(Data about app and page elements)
# # #
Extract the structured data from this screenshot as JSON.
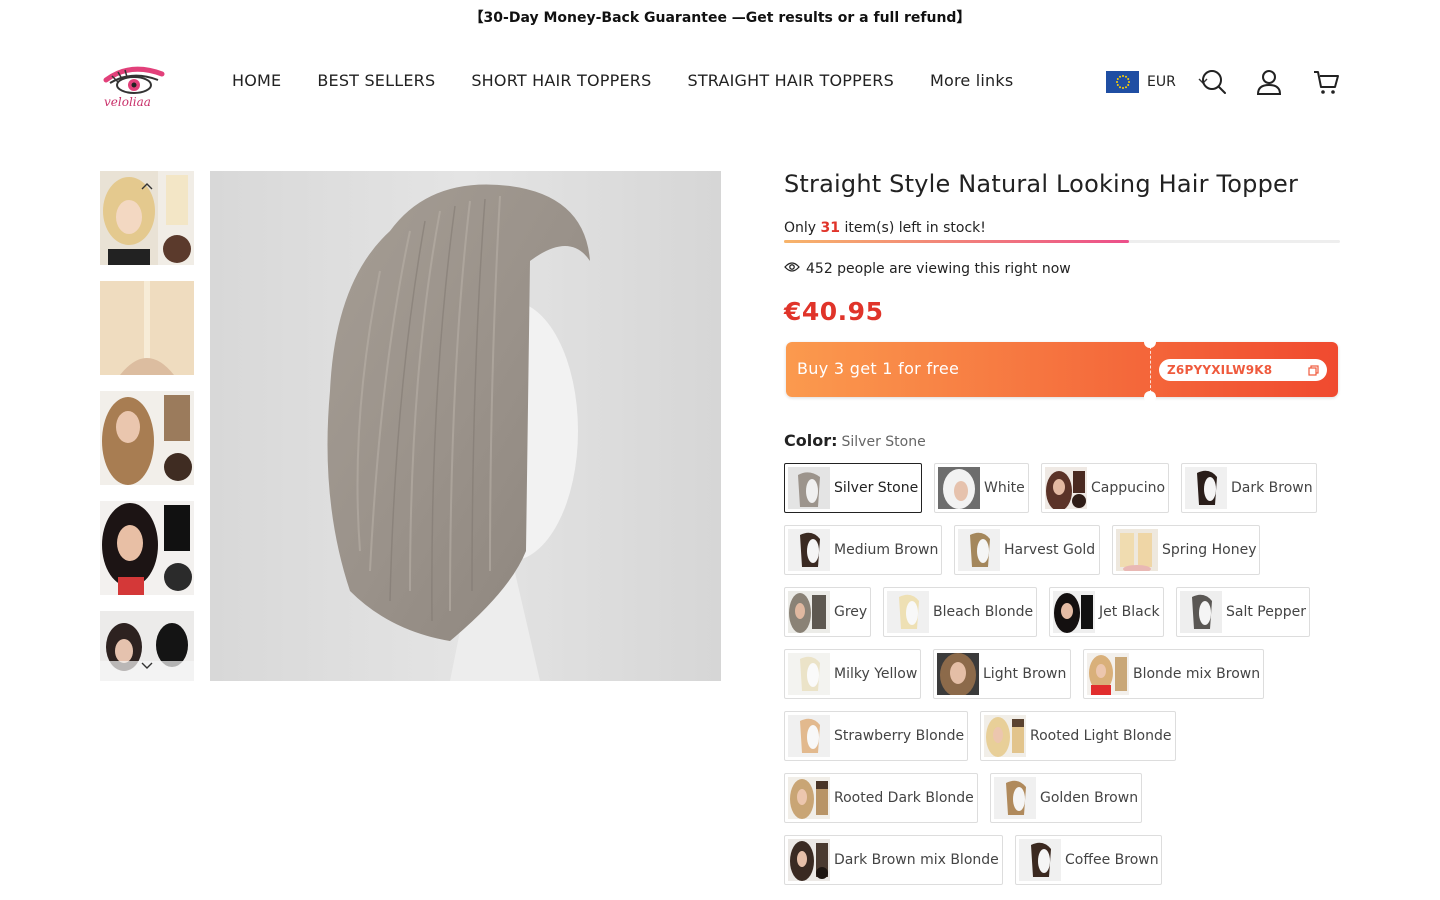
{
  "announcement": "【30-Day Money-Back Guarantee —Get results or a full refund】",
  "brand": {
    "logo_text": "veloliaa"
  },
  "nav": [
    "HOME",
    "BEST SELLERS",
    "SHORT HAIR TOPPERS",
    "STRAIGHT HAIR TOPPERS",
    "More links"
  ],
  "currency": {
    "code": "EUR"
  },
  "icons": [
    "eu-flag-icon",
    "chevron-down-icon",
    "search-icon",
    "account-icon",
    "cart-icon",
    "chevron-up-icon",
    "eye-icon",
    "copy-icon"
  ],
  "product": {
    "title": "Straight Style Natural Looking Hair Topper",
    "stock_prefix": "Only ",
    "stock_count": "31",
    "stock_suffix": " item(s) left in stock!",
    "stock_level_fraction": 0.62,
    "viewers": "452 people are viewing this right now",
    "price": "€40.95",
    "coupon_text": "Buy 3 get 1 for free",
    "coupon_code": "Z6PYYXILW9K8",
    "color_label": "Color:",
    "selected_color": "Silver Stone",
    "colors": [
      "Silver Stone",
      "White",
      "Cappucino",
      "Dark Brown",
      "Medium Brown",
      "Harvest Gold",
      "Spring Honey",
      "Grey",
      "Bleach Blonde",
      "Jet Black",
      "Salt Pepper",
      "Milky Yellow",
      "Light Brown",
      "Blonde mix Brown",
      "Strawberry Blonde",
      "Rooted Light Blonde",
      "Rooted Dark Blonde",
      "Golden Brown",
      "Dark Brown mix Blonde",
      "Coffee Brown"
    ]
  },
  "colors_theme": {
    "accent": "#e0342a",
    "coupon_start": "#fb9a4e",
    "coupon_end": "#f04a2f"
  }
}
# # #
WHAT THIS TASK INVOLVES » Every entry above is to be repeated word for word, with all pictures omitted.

ANSWER SECTION »
Extract the structured data from this screenshot as JSON.
{
  "announcement": "【30-Day Money-Back Guarantee —Get results or a full refund】",
  "brand": {
    "logo_text": "veloliaa"
  },
  "nav": [
    "HOME",
    "BEST SELLERS",
    "SHORT HAIR TOPPERS",
    "STRAIGHT HAIR TOPPERS",
    "More links"
  ],
  "currency": {
    "code": "EUR"
  },
  "icons": [
    "eu-flag-icon",
    "chevron-down-icon",
    "search-icon",
    "account-icon",
    "cart-icon",
    "chevron-up-icon",
    "eye-icon",
    "copy-icon"
  ],
  "product": {
    "title": "Straight Style Natural Looking Hair Topper",
    "stock_prefix": "Only ",
    "stock_count": "31",
    "stock_suffix": " item(s) left in stock!",
    "stock_level_fraction": 0.62,
    "viewers": "452 people are viewing this right now",
    "price": "€40.95",
    "coupon_text": "Buy 3 get 1 for free",
    "coupon_code": "Z6PYYXILW9K8",
    "color_label": "Color:",
    "selected_color": "Silver Stone",
    "colors": [
      "Silver Stone",
      "White",
      "Cappucino",
      "Dark Brown",
      "Medium Brown",
      "Harvest Gold",
      "Spring Honey",
      "Grey",
      "Bleach Blonde",
      "Jet Black",
      "Salt Pepper",
      "Milky Yellow",
      "Light Brown",
      "Blonde mix Brown",
      "Strawberry Blonde",
      "Rooted Light Blonde",
      "Rooted Dark Blonde",
      "Golden Brown",
      "Dark Brown mix Blonde",
      "Coffee Brown"
    ]
  },
  "colors_theme": {
    "accent": "#e0342a",
    "coupon_start": "#fb9a4e",
    "coupon_end": "#f04a2f"
  }
}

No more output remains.